Cost of Insulin in the U.S. Tripled in the Last Ten Years
Around 29 million Americans, who are suffering from diabetes, are entirely dependent on insulin for their medication. Unfortunately, insulin is no longer inexpensive. People who heavily rely on this drug have witnessed how its crippling cost tripled in just a matter of ten years. The spending on insulin per individual is now significantly higher than the spending on all other diabetes treatments combined.
A study conducted by researchers from the University of Michigan and University of Melbourne in Australia revealed that the other diabetes drugs' price has remained either just the same or has even dropped as cited on Science Daily. The research urges the industry leaders to take into consideration not only the effects of these non-insulin therapies, but also their cost-effectiveness.
"In the United States, the more than three-fold increase in the cost of insulin over the past decade is alarming," expressed Dr. William Herman, the study's co-author and a diabetes care researcher. He believed that handling such huge costs in diabetes medications is already a big problem for patients. The increase may also deny many people access to the lifesaving medication.

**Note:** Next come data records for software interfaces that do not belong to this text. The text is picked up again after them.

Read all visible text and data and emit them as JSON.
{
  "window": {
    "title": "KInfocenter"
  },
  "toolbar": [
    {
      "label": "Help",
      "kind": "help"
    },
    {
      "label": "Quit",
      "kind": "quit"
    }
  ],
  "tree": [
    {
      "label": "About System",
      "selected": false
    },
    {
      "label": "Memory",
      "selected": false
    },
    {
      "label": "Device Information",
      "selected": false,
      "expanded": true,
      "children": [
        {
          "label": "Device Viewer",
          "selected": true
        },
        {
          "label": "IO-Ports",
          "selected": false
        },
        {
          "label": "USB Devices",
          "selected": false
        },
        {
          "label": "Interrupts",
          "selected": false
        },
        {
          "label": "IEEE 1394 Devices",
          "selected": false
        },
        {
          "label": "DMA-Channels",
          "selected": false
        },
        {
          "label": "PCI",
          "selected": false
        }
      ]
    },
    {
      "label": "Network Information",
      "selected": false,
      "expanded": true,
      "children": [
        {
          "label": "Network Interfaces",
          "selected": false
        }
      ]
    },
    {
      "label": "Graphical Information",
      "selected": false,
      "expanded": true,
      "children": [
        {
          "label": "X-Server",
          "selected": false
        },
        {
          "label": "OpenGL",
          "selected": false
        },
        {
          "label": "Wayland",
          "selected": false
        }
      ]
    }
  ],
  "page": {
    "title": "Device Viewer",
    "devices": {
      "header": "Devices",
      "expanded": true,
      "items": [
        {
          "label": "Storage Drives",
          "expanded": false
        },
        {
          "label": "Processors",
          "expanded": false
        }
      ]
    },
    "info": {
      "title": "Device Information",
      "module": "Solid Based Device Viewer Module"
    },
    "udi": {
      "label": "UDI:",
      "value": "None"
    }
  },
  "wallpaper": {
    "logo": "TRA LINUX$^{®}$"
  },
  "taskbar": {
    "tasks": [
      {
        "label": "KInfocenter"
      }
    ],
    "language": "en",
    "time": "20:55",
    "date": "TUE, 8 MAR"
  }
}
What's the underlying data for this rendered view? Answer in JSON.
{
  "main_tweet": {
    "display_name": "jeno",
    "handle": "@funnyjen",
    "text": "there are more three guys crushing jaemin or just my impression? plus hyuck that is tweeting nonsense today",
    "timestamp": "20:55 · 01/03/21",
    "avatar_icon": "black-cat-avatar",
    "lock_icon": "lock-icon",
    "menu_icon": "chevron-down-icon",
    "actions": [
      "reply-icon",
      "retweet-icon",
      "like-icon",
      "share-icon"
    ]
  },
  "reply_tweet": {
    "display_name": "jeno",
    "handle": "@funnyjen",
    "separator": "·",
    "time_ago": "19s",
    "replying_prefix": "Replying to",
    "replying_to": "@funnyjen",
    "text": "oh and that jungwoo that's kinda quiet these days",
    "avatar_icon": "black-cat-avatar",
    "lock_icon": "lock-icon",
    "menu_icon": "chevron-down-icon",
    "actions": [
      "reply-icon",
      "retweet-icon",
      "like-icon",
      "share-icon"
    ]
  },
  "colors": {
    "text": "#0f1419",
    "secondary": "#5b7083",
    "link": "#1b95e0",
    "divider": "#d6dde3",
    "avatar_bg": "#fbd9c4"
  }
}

"Although the newer, more expensive insulin analogs appear to have incremental benefits compared to older, less expensive insulin preparations, their premium price requires us to ask whether they are really necessary, and if so, for whom?" he further said.
A renowned professor of epidemiology at the School of Public Health and of internal medicine at the Medical School, Dr. William Herman is an active member of the U-M Institute for Healthcare Policy and Innovation.
Drawing data from the federal Medical Expenditure Panel Survey, the research involved almost 28,000 diabetic patients receiving treatment as cited on Medical Daily. In general, one out of four patients used insulin in controlling their blood sugar while the other three simply took an oral medication. The study also revealed that a new injectable drug, which is intended to complement the oral medication, has been used by a small percentage of the participants.
The team strongly pronounces for further studies that will not only deepen our understanding of how the cost of diabetes drugs has significantly changed over the last ten years, but will also provide alternative solutions for the problem at hand.